### Prompt
The number needed is how many lines of the data hold the string "fraction". Give that number and nothing more.

### Items listed in a dataset
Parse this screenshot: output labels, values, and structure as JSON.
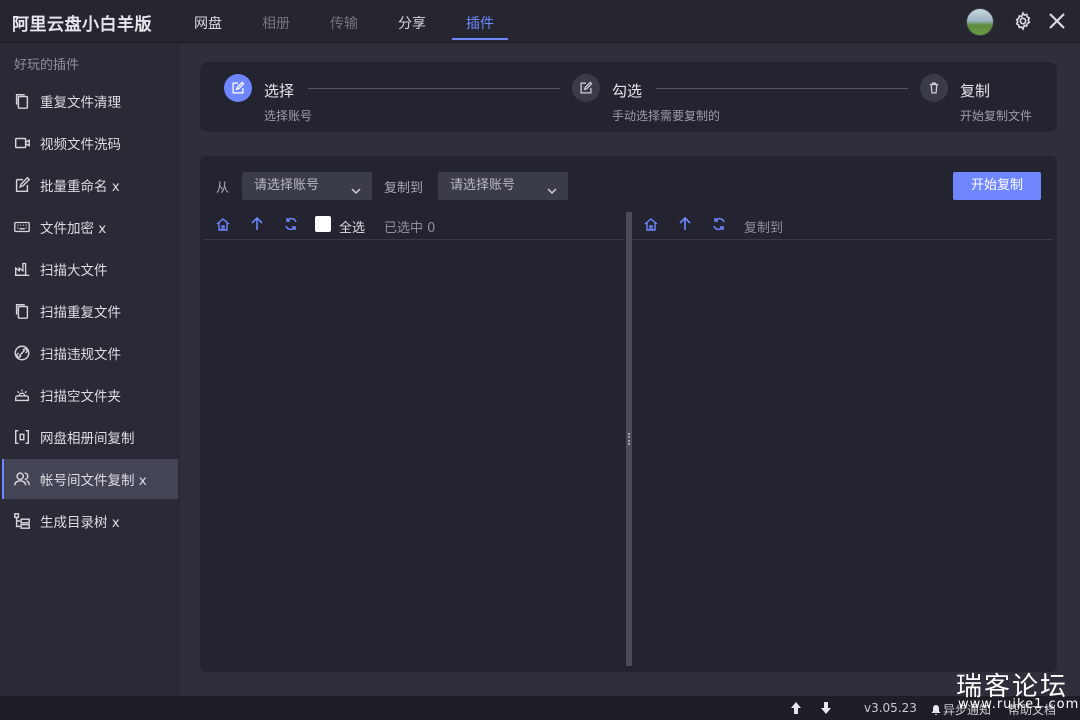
{
  "app": {
    "title": "阿里云盘小白羊版"
  },
  "nav": {
    "tabs": [
      {
        "label": "网盘",
        "state": "normal"
      },
      {
        "label": "相册",
        "state": "dim"
      },
      {
        "label": "传输",
        "state": "dim"
      },
      {
        "label": "分享",
        "state": "normal"
      },
      {
        "label": "插件",
        "state": "active"
      }
    ],
    "icons": [
      "avatar",
      "gear-icon",
      "close-icon"
    ]
  },
  "sidebar": {
    "heading": "好玩的插件",
    "items": [
      {
        "label": "重复文件清理",
        "icon": "duplicate-file-icon"
      },
      {
        "label": "视频文件洗码",
        "icon": "video-icon"
      },
      {
        "label": "批量重命名 x",
        "icon": "rename-icon"
      },
      {
        "label": "文件加密 x",
        "icon": "keyboard-icon"
      },
      {
        "label": "扫描大文件",
        "icon": "factory-icon"
      },
      {
        "label": "扫描重复文件",
        "icon": "copy-icon"
      },
      {
        "label": "扫描违规文件",
        "icon": "link-icon"
      },
      {
        "label": "扫描空文件夹",
        "icon": "sun-cloud-icon"
      },
      {
        "label": "网盘相册间复制",
        "icon": "bracket-icon"
      },
      {
        "label": "帐号间文件复制 x",
        "icon": "users-icon",
        "active": true
      },
      {
        "label": "生成目录树 x",
        "icon": "tree-icon"
      }
    ]
  },
  "steps": [
    {
      "title": "选择",
      "desc": "选择账号",
      "icon": "edit-icon",
      "active": true
    },
    {
      "title": "勾选",
      "desc": "手动选择需要复制的",
      "icon": "edit-icon",
      "active": false
    },
    {
      "title": "复制",
      "desc": "开始复制文件",
      "icon": "trash-icon",
      "active": false
    }
  ],
  "copy_panel": {
    "from_label": "从",
    "from_placeholder": "请选择账号",
    "to_label": "复制到",
    "to_placeholder": "请选择账号",
    "start_button": "开始复制",
    "left_toolbar": {
      "select_all": "全选",
      "selected_count": "已选中 0"
    },
    "right_toolbar": {
      "dest_label": "复制到"
    }
  },
  "statusbar": {
    "version": "v3.05.23",
    "notice": "异步通知",
    "help": "帮助文档"
  },
  "watermark": {
    "text": "瑞客论坛",
    "url": "www.ruike1.com"
  },
  "colors": {
    "accent": "#6f86ff",
    "background": "#2e2f3b",
    "sidebar": "#292a35"
  }
}
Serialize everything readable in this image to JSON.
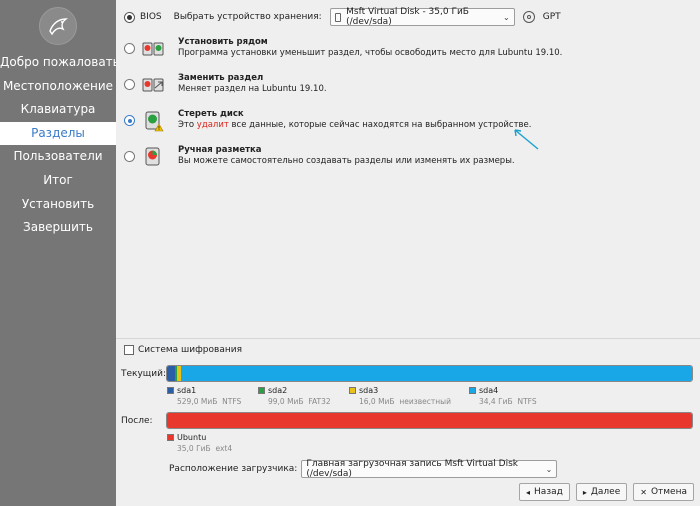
{
  "sidebar": {
    "items": [
      {
        "label": "Добро пожаловать",
        "active": false
      },
      {
        "label": "Местоположение",
        "active": false
      },
      {
        "label": "Клавиатура",
        "active": false
      },
      {
        "label": "Разделы",
        "active": true
      },
      {
        "label": "Пользователи",
        "active": false
      },
      {
        "label": "Итог",
        "active": false
      },
      {
        "label": "Установить",
        "active": false
      },
      {
        "label": "Завершить",
        "active": false
      }
    ]
  },
  "header": {
    "bios_label": "BIOS",
    "device_label": "Выбрать устройство хранения:",
    "device_value": "Msft Virtual Disk - 35,0 ГиБ (/dev/sda)",
    "gpt_label": "GPT"
  },
  "options": [
    {
      "title": "Установить рядом",
      "desc": "Программа установки уменьшит раздел, чтобы освободить место для Lubuntu 19.10.",
      "checked": false
    },
    {
      "title": "Заменить раздел",
      "desc": "Меняет раздел на Lubuntu 19.10.",
      "checked": false
    },
    {
      "title": "Стереть диск",
      "desc_before": "Это ",
      "desc_red": "удалит",
      "desc_after": " все данные, которые сейчас находятся на выбранном устройстве.",
      "checked": true
    },
    {
      "title": "Ручная разметка",
      "desc": "Вы можете самостоятельно создавать разделы или изменять их размеры.",
      "checked": false
    }
  ],
  "encryption_label": "Система шифрования",
  "current_label": "Текущий:",
  "after_label": "После:",
  "current_partitions": [
    {
      "name": "sda1",
      "size": "529,0 МиБ",
      "fs": "NTFS",
      "color": "#2a5fa8",
      "fraction": 0.0148
    },
    {
      "name": "sda2",
      "size": "99,0 МиБ",
      "fs": "FAT32",
      "color": "#2aa040",
      "fraction": 0.0028
    },
    {
      "name": "sda3",
      "size": "16,0 МиБ",
      "fs": "неизвестный",
      "color": "#e8c21a",
      "fraction": 0.0045
    },
    {
      "name": "sda4",
      "size": "34,4 ГиБ",
      "fs": "NTFS",
      "color": "#1aa7e8",
      "fraction": 0.978
    }
  ],
  "after_partitions": [
    {
      "name": "Ubuntu",
      "size": "35,0 ГиБ",
      "fs": "ext4",
      "color": "#e8382d",
      "fraction": 1.0
    }
  ],
  "bootloader_label": "Расположение загрузчика:",
  "bootloader_value": "Главная загрузочная запись Msft Virtual Disk (/dev/sda)",
  "buttons": {
    "back": "Назад",
    "next": "Далее",
    "cancel": "Отмена"
  }
}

### Solution to this exercise
5